Directions for this task: Print the records below exactly, with no pictures.

# # # # # # #

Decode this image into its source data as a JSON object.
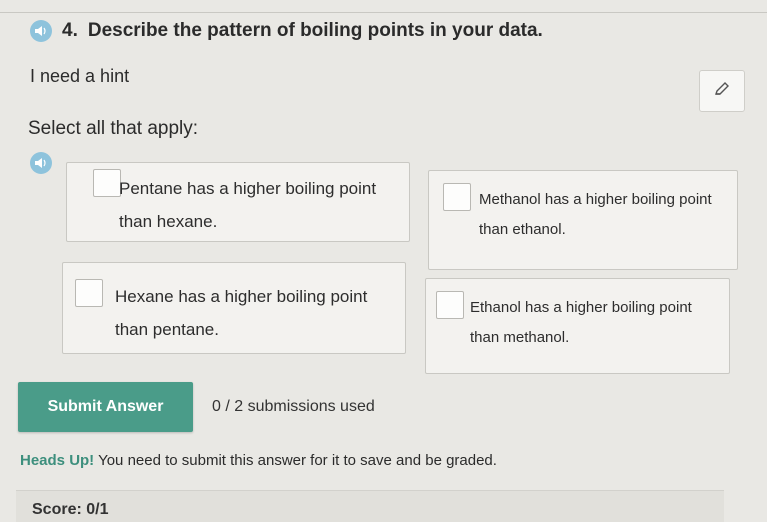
{
  "question": {
    "number": "4.",
    "text": "Describe the pattern of boiling points in your data.",
    "audio_icon": "speaker-icon"
  },
  "hint_link": "I need a hint",
  "edit_icon": "pencil-icon",
  "instructions": "Select all that apply:",
  "options": [
    {
      "label": "Pentane has a higher boiling point than hexane."
    },
    {
      "label": "Methanol has a higher boiling point than ethanol."
    },
    {
      "label": "Hexane has a higher boiling point than pentane."
    },
    {
      "label": "Ethanol has a higher boiling point than methanol."
    }
  ],
  "submit": {
    "label": "Submit Answer",
    "status": "0 / 2 submissions used"
  },
  "notice": {
    "strong": "Heads Up!",
    "text": " You need to submit this answer for it to save and be graded."
  },
  "score": {
    "label": "Score: 0/1"
  },
  "colors": {
    "submit_bg": "#4a9c89",
    "accent_text": "#3d8f7d",
    "audio_icon_bg": "#8ec3dc"
  }
}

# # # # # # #

Output of the task:
Decode this image into its source data as a JSON object.
{
  "question": {
    "number": "4.",
    "text": "Describe the pattern of boiling points in your data.",
    "audio_icon": "speaker-icon"
  },
  "hint_link": "I need a hint",
  "edit_icon": "pencil-icon",
  "instructions": "Select all that apply:",
  "options": [
    {
      "label": "Pentane has a higher boiling point than hexane."
    },
    {
      "label": "Methanol has a higher boiling point than ethanol."
    },
    {
      "label": "Hexane has a higher boiling point than pentane."
    },
    {
      "label": "Ethanol has a higher boiling point than methanol."
    }
  ],
  "submit": {
    "label": "Submit Answer",
    "status": "0 / 2 submissions used"
  },
  "notice": {
    "strong": "Heads Up!",
    "text": " You need to submit this answer for it to save and be graded."
  },
  "score": {
    "label": "Score: 0/1"
  },
  "colors": {
    "submit_bg": "#4a9c89",
    "accent_text": "#3d8f7d",
    "audio_icon_bg": "#8ec3dc"
  }
}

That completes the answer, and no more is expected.